I like the term 'detectorist'. Like an astronomer is a 'star or stellar detectorist', or a experimental particle physicist is a 'particle detectorist'. :smile:
 
  • Like
  • Informative
  • Wow
Likes pinball1970, dlgoff, Klystron and 3 others
Science news on Phys.org
  • #2
Female would be detectorix.
 
  • #3
Astronuc said:
I like the term 'detectorist'.
Puts me in mind of the British series, "Detectorists," staring Mackenzie Crook, Toby Jones, Rachael Stirling. Mackenzie Crook was one of the main actors in the British sitcom "The Office." Rachael Stirling is Diana Riggs's daughter -- Diana Riggs also appeared in the series.
In this series Crook and Jones spent most of their time searching for buried Saxon coins and relics.
I enjoyed the series so much I watched all of the episodes twice.
 
  • Like
Likes PeroK and Astronuc
  • #4
Mark44 said:
Puts me in mind of the British series, "Detectorists," staring Mackenzie Crook, Toby Jones, Rachael Stirling. Mackenzie Crook was one of the main actors in the British sitcom "The Office." Rachael Stirling is Diana Riggs's daughter -- Diana Riggs also appeared in the series.
In this series Crook and Jones spent most of their time searching for buried Saxon coins and relics.
I enjoyed the series so much I watched all of the episodes twice.
I couldn't resist looking for the trailer on YouTube, just to savour a small piece of this minimialist comedy treasure and I found this comment:

Italian native speaker here. A couple of years ago I was looking for TV shows to watch in order to practice my English, and I stumbled upon this gem of a series. I've loved it to bits ever since. When my country was struck by the Coronavirus pandemic there were days in which this masterpiece was the only thing between me and depression. I can't describe how important its "happiness in the little things" message was for me at that time. When all this pandemic business is over I'm writing to mr. Mackenzie Crook to thank him from the bottom of my heart.
 
  • Like
Likes Astronuc
  • #5
Hornbein said:
Female would be detectorix.
A female detector could be called a detectrix; however, there is no feminine version of he 'ist' suffix.
 
  • Like
Likes Mark44
  • #6
Hornbein said:
Female would be detectorix.
Not detectoress?

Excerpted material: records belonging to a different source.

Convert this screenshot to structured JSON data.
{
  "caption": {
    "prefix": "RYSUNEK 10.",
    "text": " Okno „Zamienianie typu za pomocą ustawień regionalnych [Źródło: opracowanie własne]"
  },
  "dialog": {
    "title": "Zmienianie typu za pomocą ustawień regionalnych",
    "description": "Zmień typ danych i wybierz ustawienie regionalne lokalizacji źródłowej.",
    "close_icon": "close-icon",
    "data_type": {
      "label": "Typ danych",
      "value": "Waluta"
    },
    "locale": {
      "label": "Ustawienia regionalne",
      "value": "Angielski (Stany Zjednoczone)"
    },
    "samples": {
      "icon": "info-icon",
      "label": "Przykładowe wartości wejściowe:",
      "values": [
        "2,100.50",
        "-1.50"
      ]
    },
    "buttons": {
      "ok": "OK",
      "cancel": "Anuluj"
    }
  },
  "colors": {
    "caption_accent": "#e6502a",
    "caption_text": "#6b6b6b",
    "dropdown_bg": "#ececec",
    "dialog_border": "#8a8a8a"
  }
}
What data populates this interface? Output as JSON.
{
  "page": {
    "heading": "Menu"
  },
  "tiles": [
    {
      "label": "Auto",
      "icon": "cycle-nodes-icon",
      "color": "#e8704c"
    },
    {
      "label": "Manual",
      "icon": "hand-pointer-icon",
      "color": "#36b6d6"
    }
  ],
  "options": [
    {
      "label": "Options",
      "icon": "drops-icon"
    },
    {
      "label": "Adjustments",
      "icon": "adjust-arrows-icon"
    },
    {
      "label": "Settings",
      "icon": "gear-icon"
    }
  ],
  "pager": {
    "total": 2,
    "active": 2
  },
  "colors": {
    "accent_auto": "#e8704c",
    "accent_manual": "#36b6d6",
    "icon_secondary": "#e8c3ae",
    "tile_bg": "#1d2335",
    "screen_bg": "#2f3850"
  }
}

Has a ring to it.
 
  • #7
sysprog said:
A female detector could be called a detectrix; however, there is no feminine version of he 'ist' suffix.
istix, as in detectoristix, or how about detectorista?
 
  • Like
Likes gmax137

What is a Henry III gold penny?

A Henry III gold penny is a coin that was minted during the reign of King Henry III of England, which lasted from 1216 to 1272. It is made of gold and features the image of the king on one side and a cross on the other.

Where was the Henry III gold penny found?

The Henry III gold penny was found in Devon, UK. Specifically, it was discovered in a field near the village of Hemyock in the county of Devon.

How old is the Henry III gold penny?

The Henry III gold penny is over 800 years old, as it was minted during the 13th century.

What is the value of the Henry III gold penny?

The value of the Henry III gold penny can vary depending on its condition and rarity. However, as a historical artifact, it holds significant value to collectors and can potentially be worth thousands of dollars.

What does the discovery of the Henry III gold penny tell us about the history of Devon, UK?

The discovery of the Henry III gold penny in Devon, UK provides evidence of the area's economic and political ties to the rest of England during the 13th century. It also sheds light on the circulation of gold coins during that time period and the importance of trade and commerce in the region.

Similar threads

  • Art, Music, History, and Linguistics
Replies
2
Views
864
Back
Top